Remember to stay in the center or righthand lane unless passing. And when you do so, look behind you in the far-off distance for oncoming cars. At a top speed of 292 km/h, a Porche can overtake you in seconds. Pass with great care or stay in your lane!

This Porche, seen on the streets of Florence is a pure work of art that’s right at home in Florence..

7 – Choose your ATMs with care. 

In North America, most ATMs are safe to use. And they usually tack on a small service charge. In Italy, it’s buyer beware! Some ATM networks like Euronet charge a hefty fees and a horrible exchange rate. Many establishments who install these pricy ATMs get paid a commission on each transaction. Instead, go to a bank ATM affiliated with the Plus System mor use your credit card for a cash advance.

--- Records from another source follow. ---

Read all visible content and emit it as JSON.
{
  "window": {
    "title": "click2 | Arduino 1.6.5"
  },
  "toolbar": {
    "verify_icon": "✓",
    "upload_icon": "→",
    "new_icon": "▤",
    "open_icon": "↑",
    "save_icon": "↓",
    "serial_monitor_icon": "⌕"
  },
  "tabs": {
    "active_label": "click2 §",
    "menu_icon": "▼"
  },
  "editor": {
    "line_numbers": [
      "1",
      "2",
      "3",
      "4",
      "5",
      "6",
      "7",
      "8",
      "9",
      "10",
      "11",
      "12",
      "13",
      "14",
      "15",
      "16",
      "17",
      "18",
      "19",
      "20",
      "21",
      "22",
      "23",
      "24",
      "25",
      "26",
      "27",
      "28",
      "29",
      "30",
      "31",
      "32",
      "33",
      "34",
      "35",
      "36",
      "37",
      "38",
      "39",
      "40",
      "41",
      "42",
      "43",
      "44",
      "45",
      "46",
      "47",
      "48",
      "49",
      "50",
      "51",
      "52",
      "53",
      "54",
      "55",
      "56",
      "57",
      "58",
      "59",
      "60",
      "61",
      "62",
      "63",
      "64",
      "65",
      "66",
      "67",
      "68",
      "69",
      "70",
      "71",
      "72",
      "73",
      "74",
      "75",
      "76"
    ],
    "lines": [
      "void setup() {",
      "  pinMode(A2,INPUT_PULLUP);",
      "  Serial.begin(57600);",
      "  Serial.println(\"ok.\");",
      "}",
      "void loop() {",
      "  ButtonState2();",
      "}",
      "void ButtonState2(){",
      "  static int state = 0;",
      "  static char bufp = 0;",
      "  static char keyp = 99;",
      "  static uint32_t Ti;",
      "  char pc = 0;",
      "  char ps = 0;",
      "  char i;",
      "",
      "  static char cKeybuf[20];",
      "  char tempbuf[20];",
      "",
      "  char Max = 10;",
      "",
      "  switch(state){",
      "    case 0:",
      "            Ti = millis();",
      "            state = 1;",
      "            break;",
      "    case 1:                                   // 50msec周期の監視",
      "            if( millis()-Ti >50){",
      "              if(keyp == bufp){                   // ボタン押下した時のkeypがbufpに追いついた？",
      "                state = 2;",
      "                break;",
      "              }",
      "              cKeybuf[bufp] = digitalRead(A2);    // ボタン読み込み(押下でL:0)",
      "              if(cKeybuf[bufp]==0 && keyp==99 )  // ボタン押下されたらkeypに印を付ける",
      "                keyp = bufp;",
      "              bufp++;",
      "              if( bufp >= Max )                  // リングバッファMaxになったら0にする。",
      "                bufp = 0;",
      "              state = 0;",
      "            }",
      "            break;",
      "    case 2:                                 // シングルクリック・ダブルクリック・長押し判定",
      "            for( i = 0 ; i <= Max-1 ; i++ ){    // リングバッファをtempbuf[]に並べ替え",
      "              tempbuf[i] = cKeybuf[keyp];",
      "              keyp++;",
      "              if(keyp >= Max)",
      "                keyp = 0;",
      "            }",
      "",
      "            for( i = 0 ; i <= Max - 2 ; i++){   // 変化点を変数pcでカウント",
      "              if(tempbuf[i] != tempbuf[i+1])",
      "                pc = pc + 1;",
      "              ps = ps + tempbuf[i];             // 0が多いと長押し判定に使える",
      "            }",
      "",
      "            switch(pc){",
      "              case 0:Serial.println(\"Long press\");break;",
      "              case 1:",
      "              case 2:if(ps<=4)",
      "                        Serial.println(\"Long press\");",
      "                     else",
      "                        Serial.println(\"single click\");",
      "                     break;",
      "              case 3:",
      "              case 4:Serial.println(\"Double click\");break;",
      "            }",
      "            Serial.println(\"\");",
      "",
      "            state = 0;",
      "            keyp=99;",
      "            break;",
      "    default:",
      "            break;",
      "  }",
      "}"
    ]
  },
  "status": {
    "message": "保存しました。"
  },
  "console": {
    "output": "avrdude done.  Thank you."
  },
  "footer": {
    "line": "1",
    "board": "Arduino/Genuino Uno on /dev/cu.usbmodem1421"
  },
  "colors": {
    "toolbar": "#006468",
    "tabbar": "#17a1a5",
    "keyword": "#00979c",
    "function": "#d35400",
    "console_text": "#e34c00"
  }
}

8 – House Wine is usually amazing value. 

Contrary to the plonk that passes for wine in North America, the House Wine in Italy is usually excellent and produced locally. Sometimes only steps away from the restaurant. We only learned this halfway through our trip and probably missed out on some excellent wine. While traveling to Italy, make a point to try as much local fare as possible. You’ll be delighted if you do.

Sampling the local Vermentino in Riomaggiore, Cinque Terre.

9 – There are traffic cams EVERYWHERE!

The Autovelox traffic cams number in the 10,000s in Italy. And usually located in places where the speed limit changes abruptly from 130km/h to 90 km/h. Yikes! Keep your eyes focused in the distance to see speed changes coming. And don’t be surprised if a speeding ticket lands in your mailbox several months after your trip. They can and will track you down.

10 – Spaghetti Bolognese is NOT a thing!

Spare yourself the embarrassment when ordering dinner. There’s no such thing as spaghetti Bolognese. It is “Tagliatelle al Ragù”, a traditional dish from the region of Bologna. Tagliatelle are broad noodles unlike spaghetti. And Italian Ragù sauce has nothing to do with the American tomato and meat sauce that goes by the name of Bolognese. It’s savoury and delicious! The meat used can be beef or veal, and sometimes duck or wild boar. Yummy! There are plenty of excellent recipes online to try before you travel so you know what to expect.

Also, there’s no such thing as Alfredo sauce.